The federal government is making it easier for students to study abroad, with a $95-million investment in a pilot project that was announced Thursday at St. Clair College.
The Outbound Student Mobility Pilot Program is intended to provide government funding over four years to about 11,000 Canadian students who want to work and study in other countries.
Omar Alghabra, parliamentary secretary for the Minister of International Trade and Diversification, briefed college officials and student representatives on the benefits of international studies. “When Canadians study abroad, they gain skills that they may not gain here in Canada,” Alghabra said. “They’ll gain experience that is extremely valuable to them when they come back. And they open up more channels and bridges, for those free trade agreements we have, for those important relationships we have with other countries.”
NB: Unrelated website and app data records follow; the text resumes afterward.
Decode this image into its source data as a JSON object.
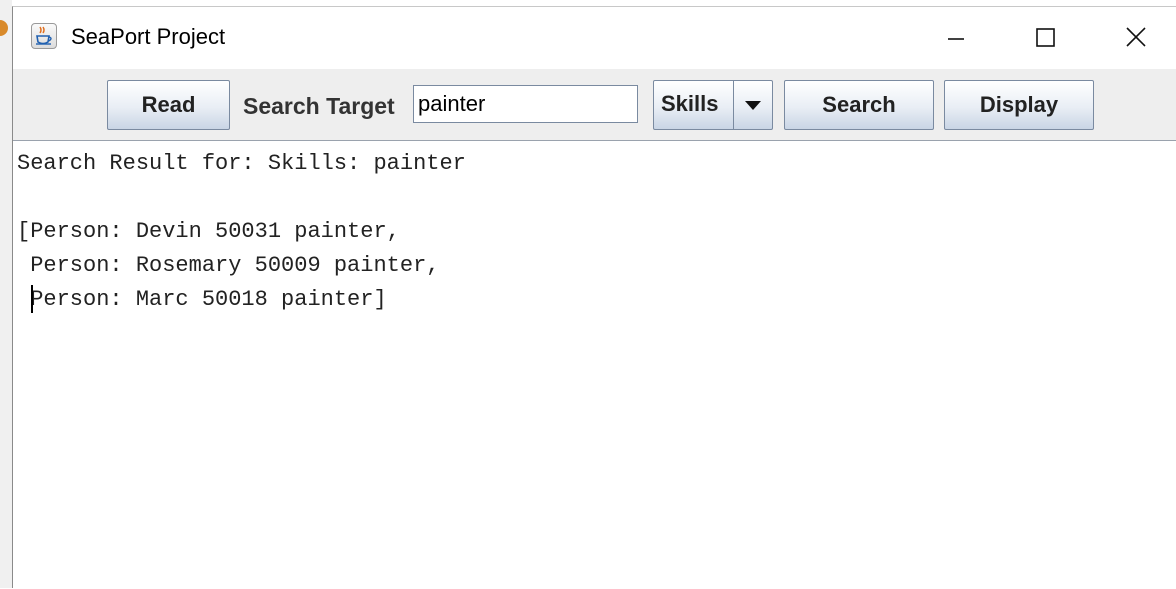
{
  "window": {
    "title": "SeaPort Project"
  },
  "titlebar": {
    "icons": {
      "app": "java-cup-icon",
      "minimize": "minimize-icon",
      "maximize": "maximize-icon",
      "close": "close-icon"
    }
  },
  "toolbar": {
    "read_label": "Read",
    "search_target_label": "Search Target",
    "search_input_value": "painter",
    "search_type_selected": "Skills",
    "search_label": "Search",
    "display_label": "Display"
  },
  "output": {
    "lines": [
      "Search Result for: Skills: painter",
      "",
      "[Person: Devin 50031 painter,",
      " Person: Rosemary 50009 painter,",
      " Person: Marc 50018 painter]"
    ]
  }
}
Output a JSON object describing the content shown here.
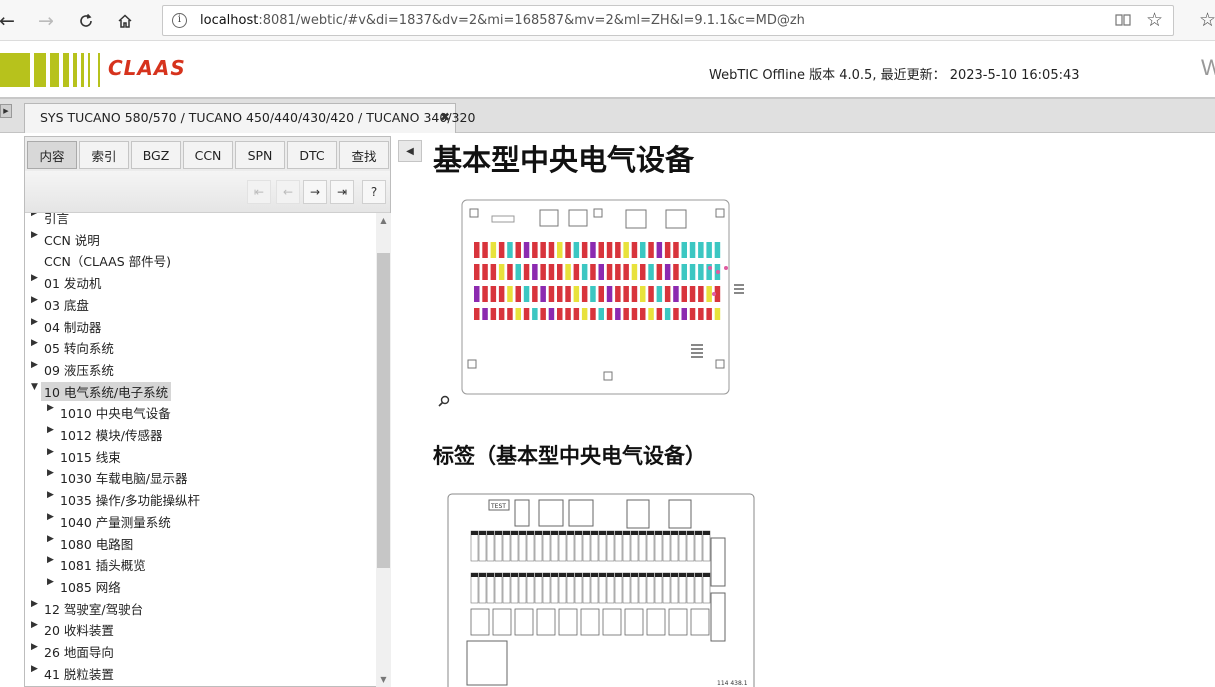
{
  "browser": {
    "url_host": "localhost",
    "url_rest": ":8081/webtic/#v&di=1837&dv=2&mi=168587&mv=2&ml=ZH&l=9.1.1&c=MD@zh"
  },
  "header": {
    "logo_text": "CLAAS",
    "version": "WebTIC Offline 版本 4.0.5, 最近更新： 2023-5-10 16:05:43",
    "cut_letter": "W"
  },
  "tab": {
    "label": "SYS TUCANO 580/570 / TUCANO 450/440/430/420 / TUCANO 340/320",
    "close": "✖"
  },
  "side_tabs": [
    "内容",
    "索引",
    "BGZ",
    "CCN",
    "SPN",
    "DTC",
    "查找"
  ],
  "toolbar": {
    "help": "?"
  },
  "tree": [
    {
      "label": "引言",
      "arrow": true,
      "level": 0
    },
    {
      "label": "CCN 说明",
      "arrow": true,
      "level": 0
    },
    {
      "label": "CCN（CLAAS 部件号)",
      "arrow": false,
      "level": 0
    },
    {
      "label": "01 发动机",
      "arrow": true,
      "level": 0
    },
    {
      "label": "03 底盘",
      "arrow": true,
      "level": 0
    },
    {
      "label": "04 制动器",
      "arrow": true,
      "level": 0
    },
    {
      "label": "05 转向系统",
      "arrow": true,
      "level": 0
    },
    {
      "label": "09 液压系统",
      "arrow": true,
      "level": 0
    },
    {
      "label": "10 电气系统/电子系统",
      "arrow": true,
      "level": 0,
      "expanded": true,
      "selected": true
    },
    {
      "label": "1010 中央电气设备",
      "arrow": true,
      "level": 1
    },
    {
      "label": "1012 模块/传感器",
      "arrow": true,
      "level": 1
    },
    {
      "label": "1015 线束",
      "arrow": true,
      "level": 1
    },
    {
      "label": "1030 车载电脑/显示器",
      "arrow": true,
      "level": 1
    },
    {
      "label": "1035 操作/多功能操纵杆",
      "arrow": true,
      "level": 1
    },
    {
      "label": "1040 产量测量系统",
      "arrow": true,
      "level": 1
    },
    {
      "label": "1080 电路图",
      "arrow": true,
      "level": 1
    },
    {
      "label": "1081 插头概览",
      "arrow": true,
      "level": 1
    },
    {
      "label": "1085 网络",
      "arrow": true,
      "level": 1
    },
    {
      "label": "12 驾驶室/驾驶台",
      "arrow": true,
      "level": 0
    },
    {
      "label": "20 收料装置",
      "arrow": true,
      "level": 0
    },
    {
      "label": "26 地面导向",
      "arrow": true,
      "level": 0
    },
    {
      "label": "41 脱粒装置",
      "arrow": true,
      "level": 0
    }
  ],
  "main": {
    "title": "基本型中央电气设备",
    "section_title": "标签（基本型中央电气设备）",
    "diagram2_code": "114 438.1",
    "diagram2_test": "TEST"
  },
  "colors": {
    "logo_green": "#b7c21c",
    "logo_red": "#d6331d",
    "fuse_red": "#d8343c",
    "fuse_purple": "#8c2ab0",
    "fuse_cyan": "#3cc7c2",
    "fuse_yellow": "#e8e23c"
  }
}
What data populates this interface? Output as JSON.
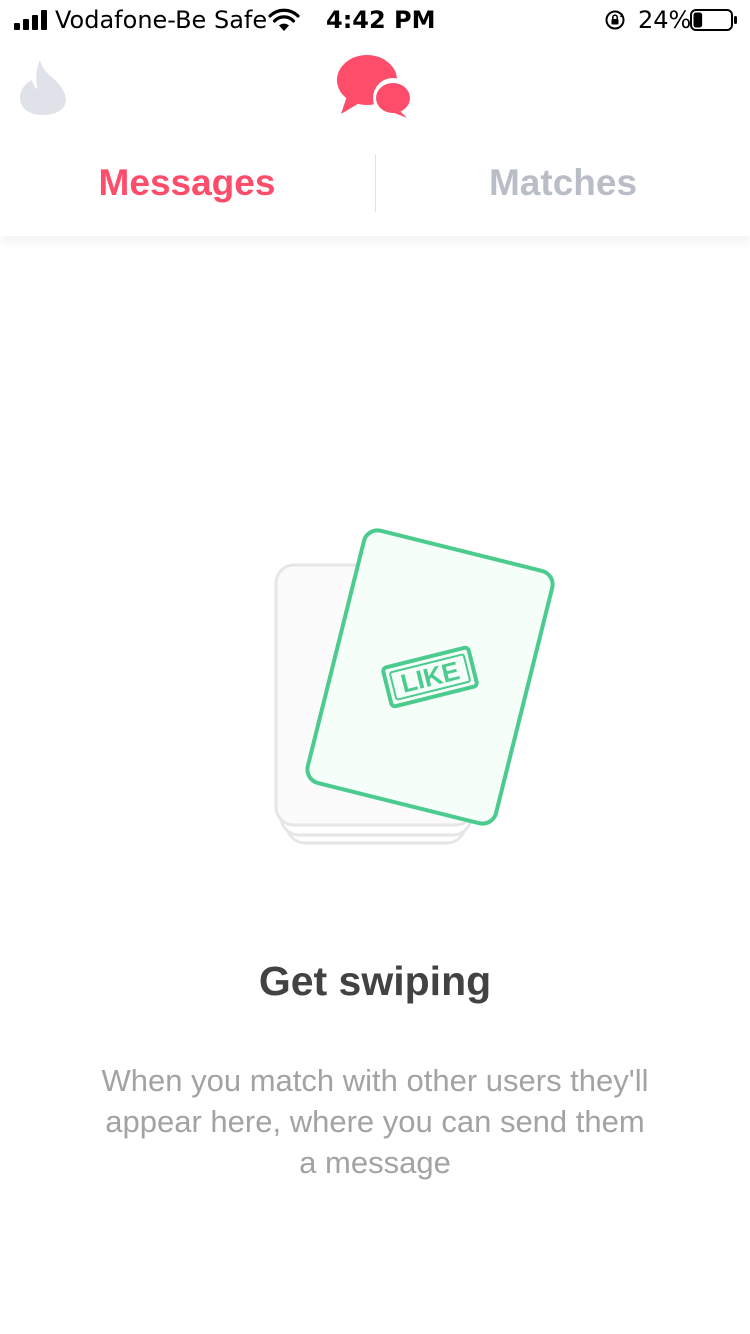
{
  "status_bar": {
    "carrier": "Vodafone-Be Safe",
    "time": "4:42 PM",
    "battery_percent": "24%",
    "battery_level": 0.24,
    "signal_icon": "signal-bars-icon",
    "wifi_icon": "wifi-icon",
    "orientation_lock_icon": "orientation-lock-icon"
  },
  "top_nav": {
    "left_icon": "flame-icon",
    "center_icon": "chat-bubbles-icon"
  },
  "tabs": [
    {
      "label": "Messages",
      "active": true
    },
    {
      "label": "Matches",
      "active": false
    }
  ],
  "empty_state": {
    "illustration_label": "LIKE",
    "title": "Get swiping",
    "description": "When you match with other users they'll appear here, where you can send them a message"
  },
  "colors": {
    "accent": "#fd4d6b",
    "inactive_tab": "#b9bdc6",
    "like_green": "#4ccb8e",
    "title_text": "#424242",
    "body_text": "#a3a3a3"
  }
}
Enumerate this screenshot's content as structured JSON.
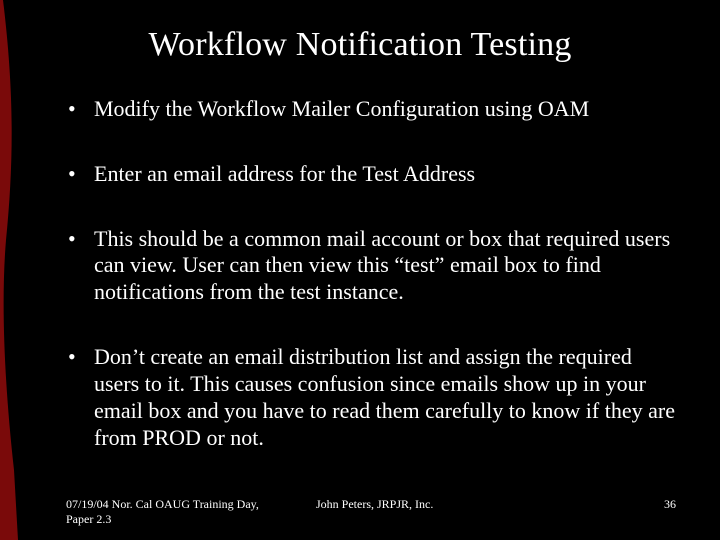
{
  "title": "Workflow Notification Testing",
  "bullets": [
    "Modify the Workflow Mailer Configuration using OAM",
    "Enter an email address for the Test Address",
    "This should be a common mail account or box that required users can view.  User can then view this “test” email box to find notifications from the test instance.",
    "Don’t create an email distribution list and assign the required users to it.  This causes confusion since emails show up in your email box and you have to read them carefully to know if they are from PROD or not."
  ],
  "footer": {
    "left": "07/19/04 Nor. Cal OAUG Training Day, Paper 2.3",
    "center": "John Peters, JRPJR, Inc.",
    "page": "36"
  },
  "accent_color": "#7a0a0a"
}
International education represents an important service export sector for Canada, Alghabra said. Studying abroad will equip young Canadians with the skills they need to enter the modern workforce and to advance Canada’s standing as a high-calibre location in which to study, do research and work.
But young Canadians are less likely to study or travel abroad, Alghabra said at a gathering of staff and students in the college’s Student Life Centre. Statistics show that less than 11 per cent of young Canadians study or work abroad, compared to 33 per cent of students in France and 29 per cent in Germany.
Yet in 2018, more than 720,000 international students at all levels studied in Canada – the largest number ever.
College President Patti France welcomed the Member of Parliament and assured him St. Clair will play a role in helping to foster international studies and help Canada grow its global footprint at educational institutions around the world. Currently, St. Clair College has several Pathway agreements with institutions in Australia, Ireland and the U.S.
“Just as students from all over the world are benefitting from postsecondary education in Canada, domestic students should explore study-abroad opportunities as a means of personal development and as a logical and effective entry-way to their participation in the global economy,” she said.
For more information on International education opportunities, go to https://www.international.gc.ca/education